Similar companies to Blue Apron include Plated, which allows more flexibility in choosing recipes, and HelloFresh, which has more basic recipes and detailed instructions for newbie cooks.
Blue Apron's top competitors in the fresh ingredient delivery industry
|Company||Valuation||Total funding raised||Stage||DataFox growth Score|
|Blue Apron||$2 billion||$193 million||Private, Series D||1019|
|Munchery||$300 million||$124.4 million||Private, Series C||1008|
|Plated||Unknown||$56.4 million||Private, Series B||986|
|HelloFresh||$2.9 billion||$278.5 million||Private, Series F||871|
|Gobble||Unknown||$11.95 million||Series A||839|
|Home Chef||Unknown||$6 million||Series A||789|
|Chef'd||Unknown||$5.25 million||Series A||786|
About Blue ApronBlue Apron is a recipe subscription service that delivers pre-proportioned, fresh ingredients and recipes every week so that everyone - particularly inexperienced cooks and busy professionals - can enjoy healthy, home-cooked meals. Though a Blue Apron meal costs more than buying the ingredients from a grocery store, it's still cheaper than eating out at a restaurant. Though you can't choose which recipes you want, the service does allow you to set dietary preferences like no shellfish or vegetarian. Blue Apron is one of the most prominent competitors in the fresh ingredient delivery space: in October 2015, it delivered 800,000 meals and covered 85% of the country.
Headquartered in New York and founded in 2012, Blue Apron is headed by Matt Salzberg, founder and CEO; Ilia Papas, founder and CTO; and Matthew Wadiak, founder and chief product officer. The company has raised $193 million from investors including First Round Capital, Graph Ventures and BoxGroup; in June 2015, it closed a $135 million Series D round led by Fidelity Investments.

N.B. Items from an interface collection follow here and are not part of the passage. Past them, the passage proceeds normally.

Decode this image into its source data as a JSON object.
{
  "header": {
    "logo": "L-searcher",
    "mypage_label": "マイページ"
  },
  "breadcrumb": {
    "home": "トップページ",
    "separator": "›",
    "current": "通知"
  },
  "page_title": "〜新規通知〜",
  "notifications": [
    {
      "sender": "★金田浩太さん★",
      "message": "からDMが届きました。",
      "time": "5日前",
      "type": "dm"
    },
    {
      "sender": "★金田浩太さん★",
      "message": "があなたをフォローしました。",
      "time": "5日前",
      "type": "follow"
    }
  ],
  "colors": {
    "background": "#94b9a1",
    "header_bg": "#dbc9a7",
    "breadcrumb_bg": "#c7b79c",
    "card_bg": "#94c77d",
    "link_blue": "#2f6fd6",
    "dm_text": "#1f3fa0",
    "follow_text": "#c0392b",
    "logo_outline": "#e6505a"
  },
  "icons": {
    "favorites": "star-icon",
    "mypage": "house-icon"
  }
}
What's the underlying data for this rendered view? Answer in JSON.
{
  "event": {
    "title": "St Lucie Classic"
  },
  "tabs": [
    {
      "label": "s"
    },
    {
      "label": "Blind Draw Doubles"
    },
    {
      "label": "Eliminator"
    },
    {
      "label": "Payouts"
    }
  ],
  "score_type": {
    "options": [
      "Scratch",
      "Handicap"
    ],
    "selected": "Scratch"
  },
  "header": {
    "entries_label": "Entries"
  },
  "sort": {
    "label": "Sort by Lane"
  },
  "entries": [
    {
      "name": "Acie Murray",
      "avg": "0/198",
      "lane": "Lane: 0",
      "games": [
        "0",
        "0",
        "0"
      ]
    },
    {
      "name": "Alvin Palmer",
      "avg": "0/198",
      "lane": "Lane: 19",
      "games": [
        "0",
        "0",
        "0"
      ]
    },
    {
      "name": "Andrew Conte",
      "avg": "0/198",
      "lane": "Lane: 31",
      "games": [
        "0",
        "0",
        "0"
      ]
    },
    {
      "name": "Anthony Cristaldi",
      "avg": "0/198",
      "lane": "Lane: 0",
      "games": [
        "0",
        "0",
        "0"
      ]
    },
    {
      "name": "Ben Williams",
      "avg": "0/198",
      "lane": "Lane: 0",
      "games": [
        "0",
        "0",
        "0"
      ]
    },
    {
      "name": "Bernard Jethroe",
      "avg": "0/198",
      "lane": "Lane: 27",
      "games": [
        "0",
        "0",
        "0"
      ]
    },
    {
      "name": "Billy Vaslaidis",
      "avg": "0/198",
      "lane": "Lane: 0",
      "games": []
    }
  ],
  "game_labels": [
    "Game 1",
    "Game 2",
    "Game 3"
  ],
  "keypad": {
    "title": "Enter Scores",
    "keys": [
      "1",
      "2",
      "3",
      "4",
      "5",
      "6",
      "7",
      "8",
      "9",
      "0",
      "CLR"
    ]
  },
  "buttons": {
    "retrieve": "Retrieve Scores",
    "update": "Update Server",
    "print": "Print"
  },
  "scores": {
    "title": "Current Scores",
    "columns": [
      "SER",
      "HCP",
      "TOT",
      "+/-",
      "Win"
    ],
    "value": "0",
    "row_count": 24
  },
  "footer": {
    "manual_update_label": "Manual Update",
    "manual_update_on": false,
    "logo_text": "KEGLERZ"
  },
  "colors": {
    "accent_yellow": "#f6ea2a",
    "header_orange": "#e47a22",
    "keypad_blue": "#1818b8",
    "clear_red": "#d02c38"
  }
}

About the fresh ingredient delivery industrySubscription recipe and fresh ingredient delivery services evolved to meet the needs of people who enjoy cooking (or want to show off) but don't want to spend time grocery shopping. Fresh ingredient delivery services find a middle ground between labor-intensive home cooking, which can be intimidating for new chefs and difficult for carless urbanites, and going out for expensive, often unhealthy restaurant food. Capitalizing on millennials' excess income and prioritization of convenience and taste over cost, subscription recipe boxes have exploded in the past few years.
To date, the industry has raised over $650 million from investors including Andreessen Horowitz, Sequoia Capital, and Khosla Ventures, with the bulk of that funding coming after 2013. However, the landscape is already littered with the corpses of failed subscription recipe startups, including Chefday and Fresh Dish. Some argue that the food technology space is just another example of a tech bubble. However, given the current funding trends, DataFox expects companies in the subscription recipe industry to grow in the coming years.